To qualify for the payment, applicants must provide documentation of their military service and of their financial hardship, and must not be in debt to the VA or in arrears. Hardship payments do not need to be repaid.

What benefits am I entitled to as a Veteran?

As a Veteran, you are entitled to a variety of benefits through the federal government. Depending on your service history and other factors, these can include health care, education and housing assistance, disability compensation, and more.

The most well-known benefit is probably the VA health care system, which is a nationwide network of hospitals and clinics that provide care to Veterans. This system is not only responsible for providing primary care, but also specialty care, mental health care, and other services.

The VA also offers a prescription drug benefit, and many Veterans are eligible for home health care and hospice services as well.

Veterans are also entitled to an array of education and housing assistance benefits. The GI Bill provides up to 36 months of educational benefits for those who have served on active duty for at least 90 days, which can be used for college, graduate school, technical or vocational school, and even online classes.

Additionally, Veterans may be eligible for the VA Home Loan program, which provides mortgages with lower fees and reduced interest rates.

The VA also provides disability compensation for Veterans who have a service-connected disability, as well as other financial assistance programs. In addition, some Veterans may qualify for specialized programs such as adaptive housing grants and funeral and burial benefits.

Finally, there are other resources available to Veterans, including the Veterans Crisis Line, which provides free and confidential mental health support to all Veterans, and the VA Employee Assistance Program, which provides free counseling services for VA employees and their families.

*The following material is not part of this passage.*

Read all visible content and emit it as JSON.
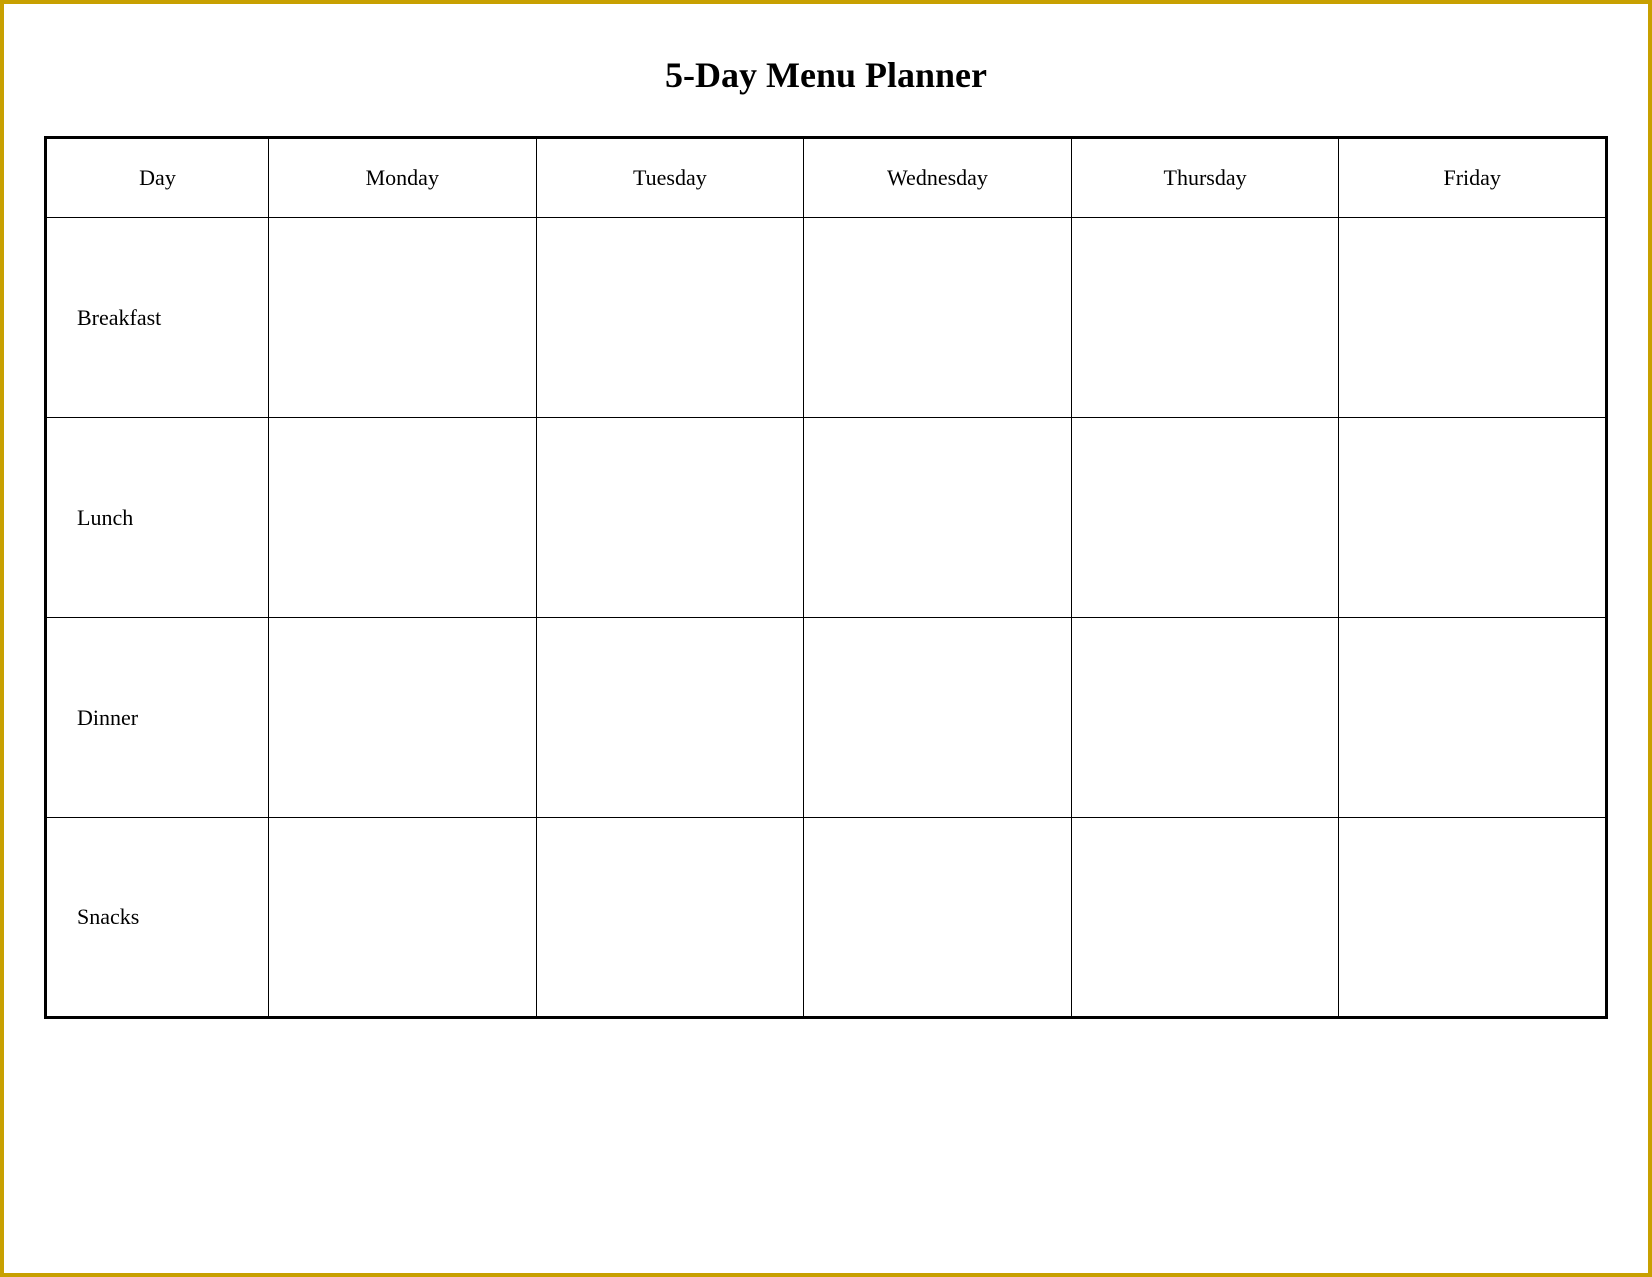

Overall, the benefits available to Veterans are extensive, and the VA does an excellent job of providing the resources and assistance Veterans need to make the most out of their service.

Will the VA help you get a car?

The VA does provide assistance to Veterans in purchasing a vehicle, but the specific programs and benefits can vary from state to state. Generally, Veterans may be eligible for a grant from the VA to help purchase a vehicle or adaptive equipment to improve their mobility.

Adaptive equipment may include hand controls for a vehicle, wheelchair lift, and other specialized equipment. The grant is also known as a “Vehicle Adaptive Equipment (VAE) grant” and allows Veterans to purchase a vehicle suitable for their physical needs or to make due modifications to the vehicle they already have.

The VA may offer a variety of benefits, such as:

* A one-time grant to assist with vehicle purchase or adaptive equipment installation.

* An automobile allowance to help cover the cost of a vehicle purchase.

* A waiver on the national maximum amount of your VA disability compensation to pay for adaptive equipment and vehicle repair expenses.

Veterans are encouraged to research their eligibility for such benefits. The VA provides information on the programs and eligibility requirements for each state on the VA website. In addition, Veterans can contact their local VA regional office for more information.

Do Veterans get extra money from Social Security?

Yes, some veterans do get extra money from Social Security. The extra money is called a Special Monthly Compensation (SMC). The Department of Veterans Affairs (VA) may grant SMC if a service-related disability, or a disability related to another disability, makes it difficult for a veteran to pay for necessary care.

SMC is paid on top of regular Social Security benefits and can range from $50 to over $3,000 per month. The amount of SMC a veteran can receive depends on the severity of their disability and any financial need they may have.

In order to be eligible for SMC, veterans must first be eligible to receive Social Security benefits. Any veteran can inquire about whether they qualify for SMC through the Department of Veteran Affairs or their local Social Security office.